“However, Boxing Day wouldn’t be short of some more drama. As Rashford managed to bag a header in the 41st minute, the build up showed McTominay supposedly foul an opposing player. The issue wasn’t reviewed by VAR, and surely made a few Newcastle fan’s blood boil. Nonetheless, United ended the half 3-1 up.”
The second half continued in the same manner as the first, with United the dominant side. Martial scored a cheeky dink, bringing a smile to Ole Gunnar Solskjaer’s face, and being the final goal in what ended a 4-1 win to Man U.
As the day drew to a close, the football gods left the best till last, as 8:30 saw Leicester take on Liverpool. Being the two top teams in the Prem this season, many saw the fixture as a significant test to Liverpool’s road to the title
In the 10th minute, Salah was sent through by a notorious Liverpool long ball, which saw him one on one with Schmeichel. He managed to get around him, but had difficulty finding the angle, sending the ball into the outside of the side netting.
This typical style of play characterised Liverpool in the first half, often sitting back, then abusing the pace of Alexander Arnold and Robertson, who supplied their front 3 with route one football.

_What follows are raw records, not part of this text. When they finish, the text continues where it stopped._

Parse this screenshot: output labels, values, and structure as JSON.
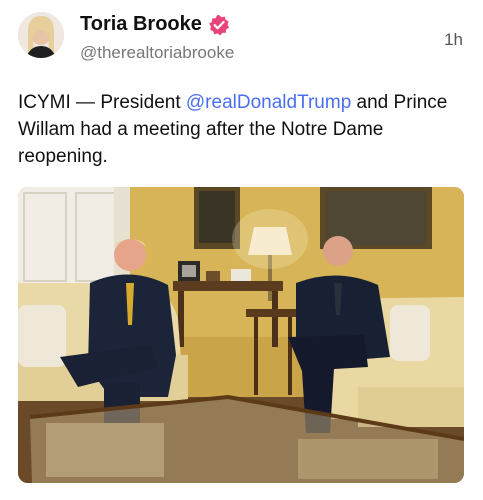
{
  "post": {
    "author_name": "Toria Brooke",
    "handle": "@therealtoriabrooke",
    "time": "1h",
    "text_before": "ICYMI — President ",
    "mention": "@realDonaldTrump",
    "text_after": " and Prince Willam had a meeting after the Notre Dame reopening.",
    "verified_icon": "verified-badge-icon",
    "verified_color": "#e8437a",
    "mention_color": "#4a6ef0"
  },
  "photo": {
    "icon": "photo-image"
  }
}
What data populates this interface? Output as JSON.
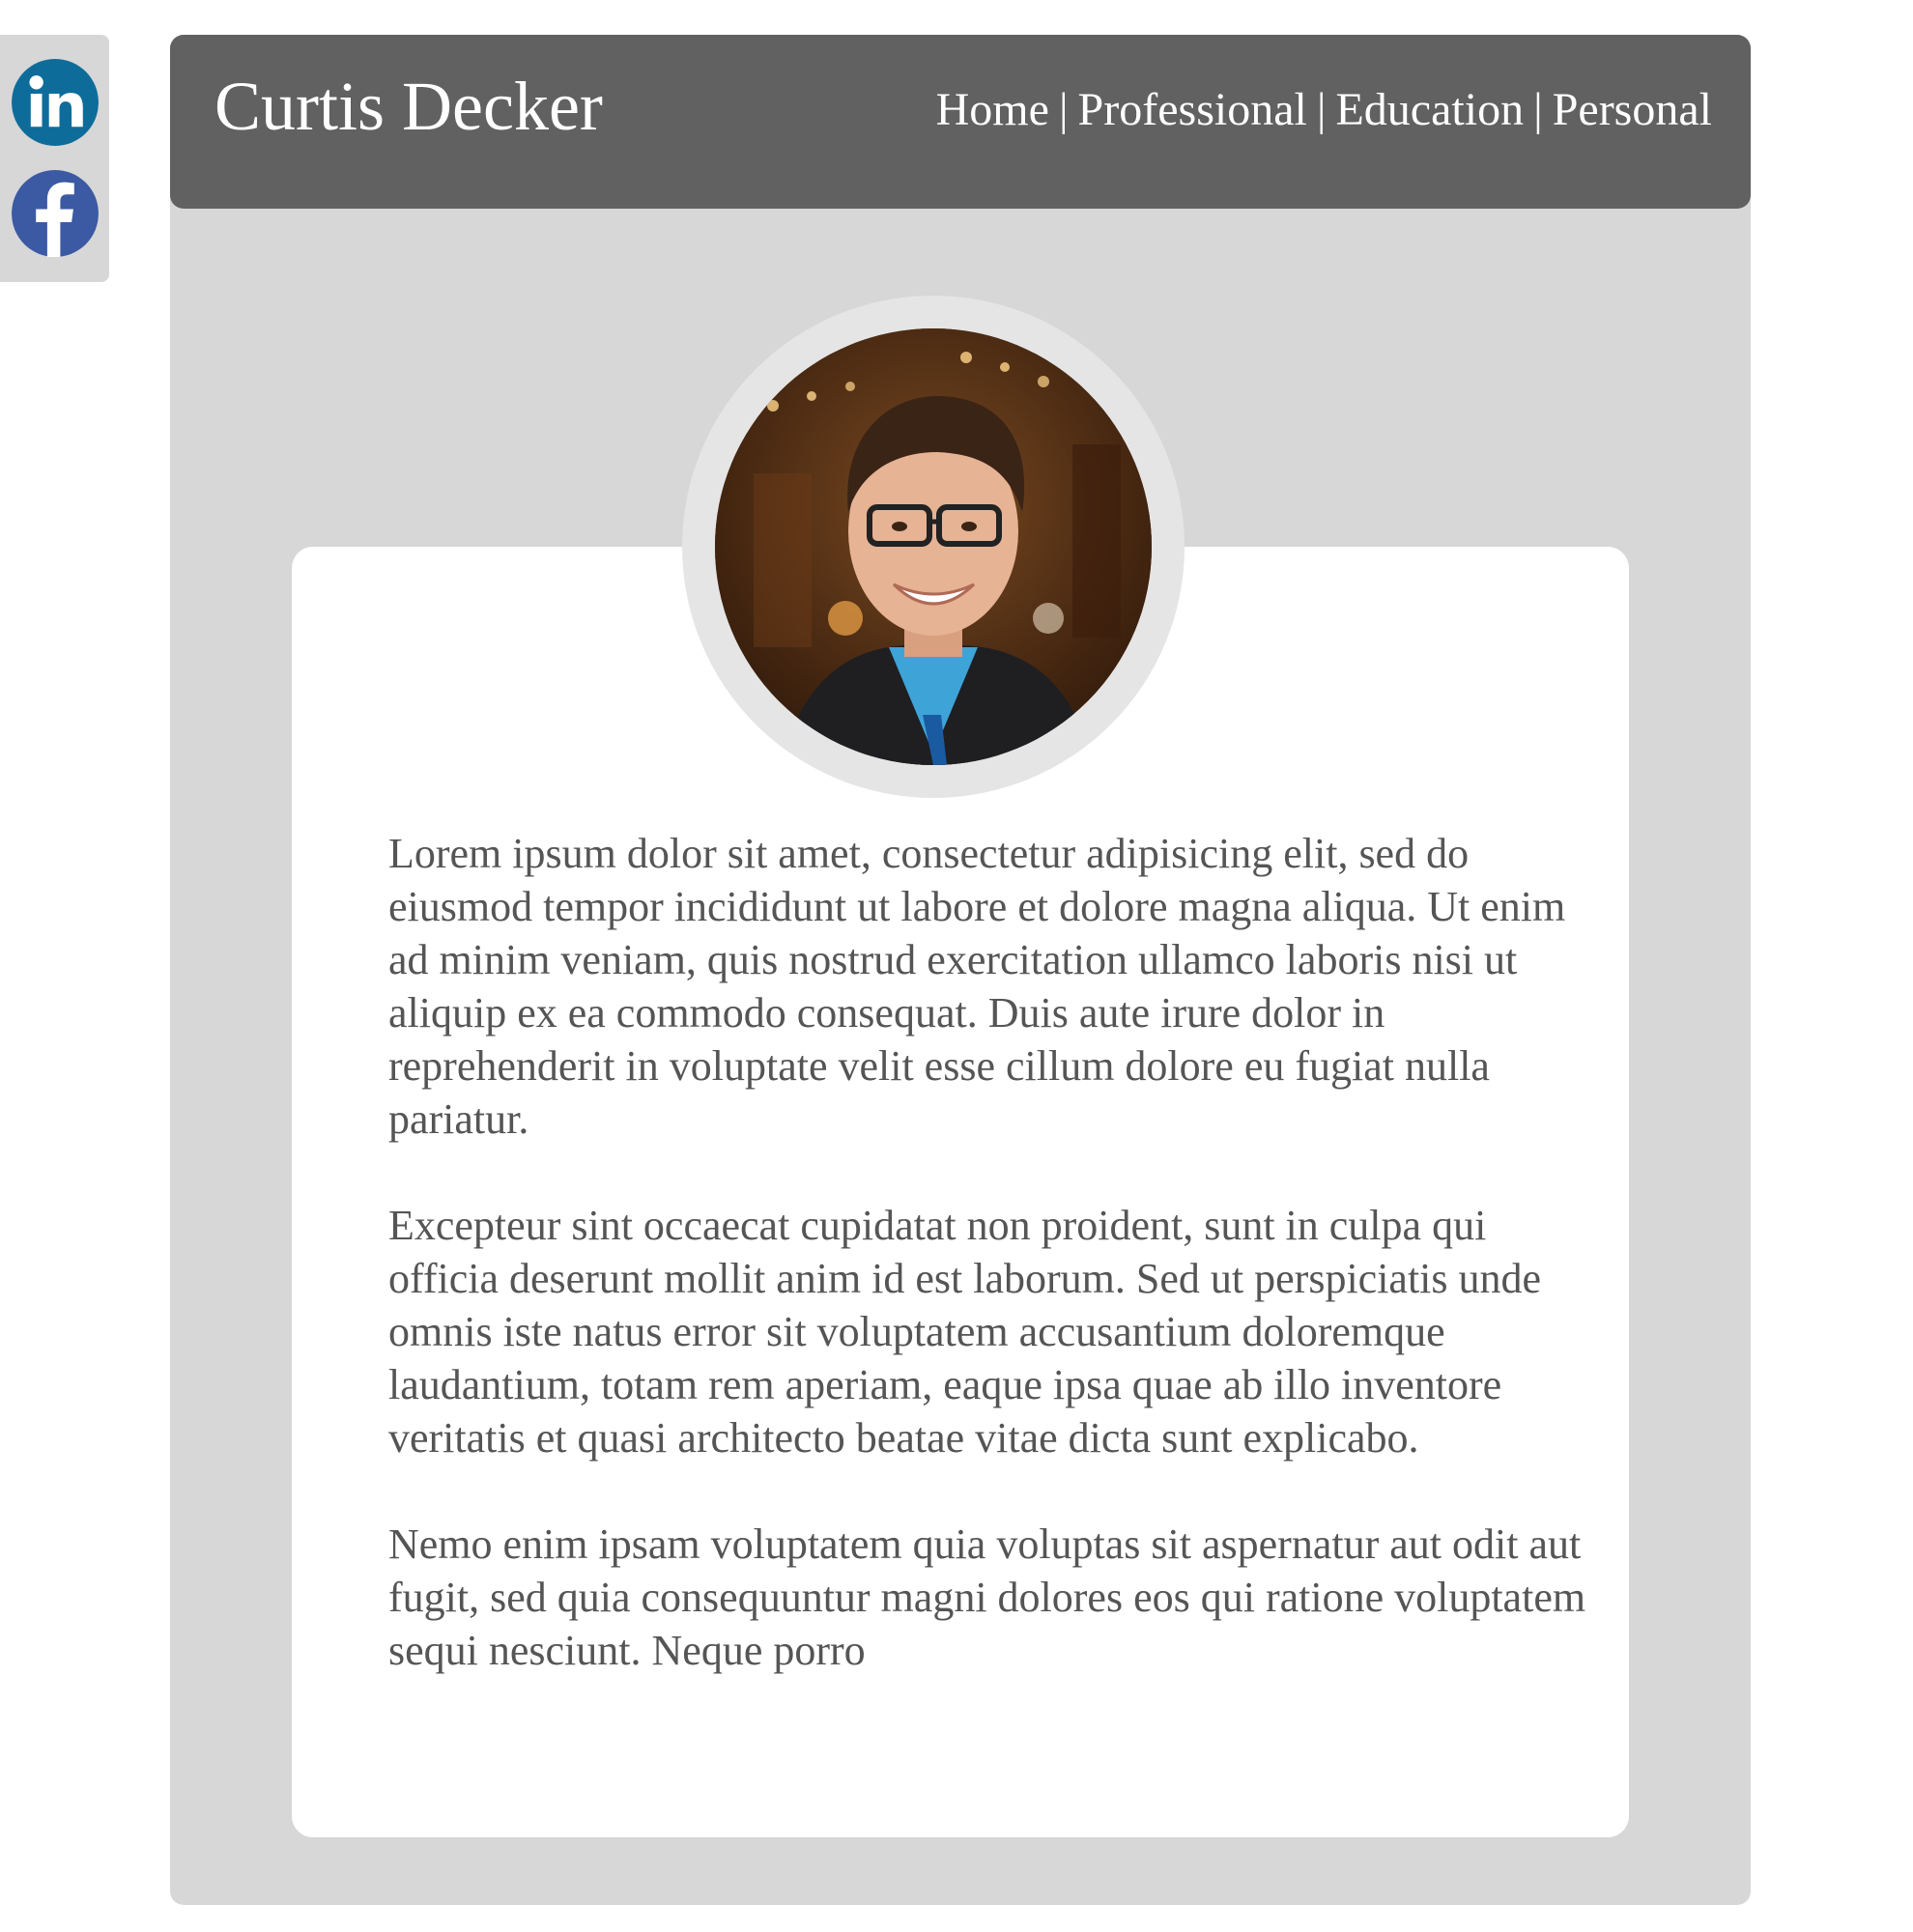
{
  "social": {
    "linkedin": {
      "icon": "linkedin-icon",
      "color": "#0e6c9b"
    },
    "facebook": {
      "icon": "facebook-icon",
      "color": "#3b5aa3"
    }
  },
  "header": {
    "title": "Curtis Decker",
    "nav": [
      {
        "label": "Home"
      },
      {
        "label": "Professional"
      },
      {
        "label": "Education"
      },
      {
        "label": "Personal"
      }
    ],
    "separator": "|"
  },
  "profile": {
    "photo_icon": "profile-photo"
  },
  "bio": {
    "paragraphs": [
      "Lorem ipsum dolor sit amet, consectetur adipisicing elit, sed do eiusmod tempor incididunt ut labore et dolore magna aliqua. Ut enim ad minim veniam, quis nostrud exercitation ullamco laboris nisi ut aliquip ex ea commodo consequat. Duis aute irure dolor in reprehenderit in voluptate velit esse cillum dolore eu fugiat nulla pariatur.",
      "Excepteur sint occaecat cupidatat non proident, sunt in culpa qui officia deserunt mollit anim id est laborum. Sed ut perspiciatis unde omnis iste natus error sit voluptatem accusantium doloremque laudantium, totam rem aperiam, eaque ipsa quae ab illo inventore veritatis et quasi architecto beatae vitae dicta sunt explicabo.",
      "Nemo enim ipsam voluptatem quia voluptas sit aspernatur aut odit aut fugit, sed quia consequuntur magni dolores eos qui ratione voluptatem sequi nesciunt. Neque porro"
    ]
  },
  "colors": {
    "header_bg": "#616161",
    "panel_bg": "#d7d7d7",
    "text": "#555555"
  }
}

Both teams sacrificed their defensive structure while attacking, but Leicester seemed to struggle defensively against Liverpool’s tactics. Firmino bagged a header in the 30th minute, following on from his fine form in the Club World Cup last week. This was the only goal of the first half, as Liverpool went away leading 1-0.
Following their domination, Liverpool continued in the same manner in the second half, eventually receiving a penalty after a handball from Leicester City Centre Back Soyuncu. Milner put this away, with a tidy finish to the right of Schmeichel.
Just when I thought the game was over, Liverpool managed to bag another goal, towards the dying embers of the game. Firmino received a delightful pass from Trent Alexander Arnold, slotting it into the top right corner. This marked Jurgen Klopp’s 500th goal as Liverpool manager, a landmark in his career with the club.
“Trent Alexander Arnold then followed his 2 assists with a goal, striking fear into an off-colour Leicester team, and leaving the game at 4-0.”
Liverpool’s win will be a late Christmas present for their fans, as they sit comfortably in 1st place.
All in all, for anyone interested, here are today’s results. I hope you all had a lovely day of football festivities, the perfect ingredient for post-Christmas Day recovery.
Spurs 2 – Brighton 1
Bournemouth 1 – Arsenal 1
Aston Villa 1 – Norwich 0
Chelsea 0 – Southampton 2
Crystal Palace 2 – West Ham 1
Everton 1 v Burnley 0
Sheff Utd 1 – Watford 1
Man Utd 4 v Newcastle 1
Leicester 0 v Liverpool 4
Last modified: 26th December 2019